Greece’s Deputy Minister of Health Irini Agapidaki sounded the alarm about the health situation prevailing in the areas flooded by storm Daniel as cases of leptospirosis, gastroenteritis and lung infections are recorded almost daily, flood water remains stagnant and the carcasses of thousands of animals have not been fully collected yet since September 7.
Three cases of leptospirosis have been reportedly confirmed in the area. This is a bacterial disease that affects humans and animals and is transmitted through urine of infected, mostly rodents, while new cases of gastroenteritis and lung infection are recorded daily. Two cases of salmonella were recorded last week.
Speaking to state broadcaster ERT, Agapidaki reiterated that citizens and residents of these areas should avoid contact with stagnant water and mud as much as possible, as “there is a risk of leptospirosis, which often appears, as doctors tell us, with mild symptoms.”
Regarding the water, she said that surveillance continues as usual.
“To date, more than a thousand samples have been taken in collaboration with the local water supply and sewage companies. We give instructions to citizens. You see that in the updates we do at regular intervals we provide information about where the water is suitable, where it is not suitable”.
“Bottled water is being distributed every day and one can see this very easily. Tons of bottled water have been distributed. The supply of the areas in which the water is unsuitable continues, and you can see this process every day in the coordination of the Region. Trucks arrive with bottled water, which is distributed to citizens. This has not stopped. It has been since day one.

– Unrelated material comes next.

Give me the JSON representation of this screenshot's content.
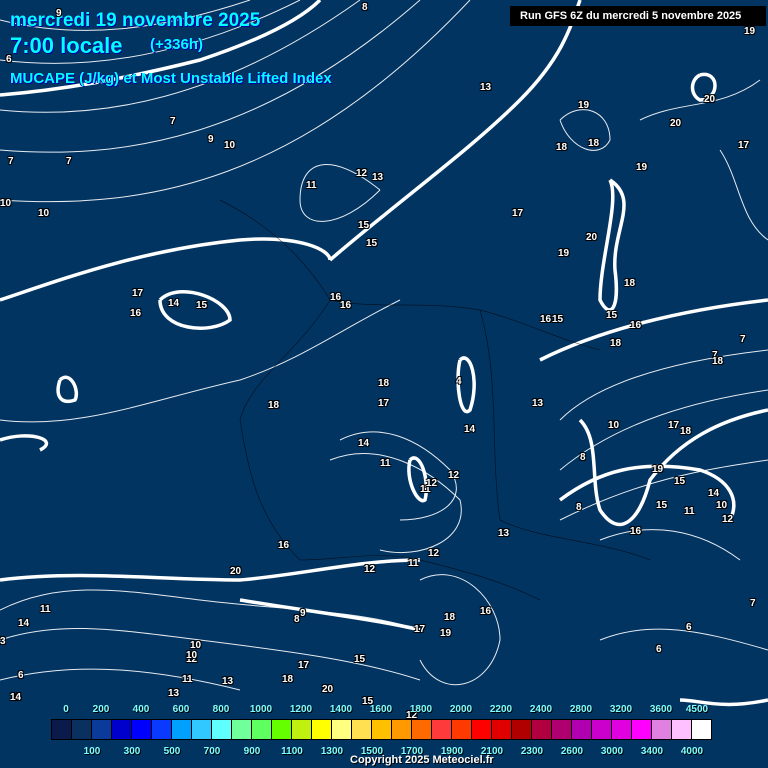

It’s just that in the first days there was a difficulty,” he noted.
In view of the new wave of bad weather that is expected to “hit” Thessaly in the next 24-48 hours, the Deputy Minister of Health said: “We have a situation in which, while the place in Thessaly is recovering with a thousand and two difficulties, a new bad weather is coming, which may to aggravate the already existing wounds and there we act on different levels”.
Irini Agapidaki pointed out that projects are already being carried out in order not to flood again areas of increased risk, as assessed by Civil Protection.
“There is an activity going on, which concerns the collection of the dead animals and this is important because with another bad weather this problem will get worse,” she pointed out.
She added at least more than 50% of the [thousands of ] dead animals have been collected, especially from the large units, “and now the effort is focused on the villages – in various places where there are scattered dead animals”.
At the same time, she added, “there are crews that collect household goods, because you only know if someone in the field can grasp the extent of the destruction.”
“In many places, only the walls are left of the houses. Everything that existed as household goods is redistributed with mud, often with dead animals. The volume in all these villages is huge and that’s why this effort takes many days”, she stressed.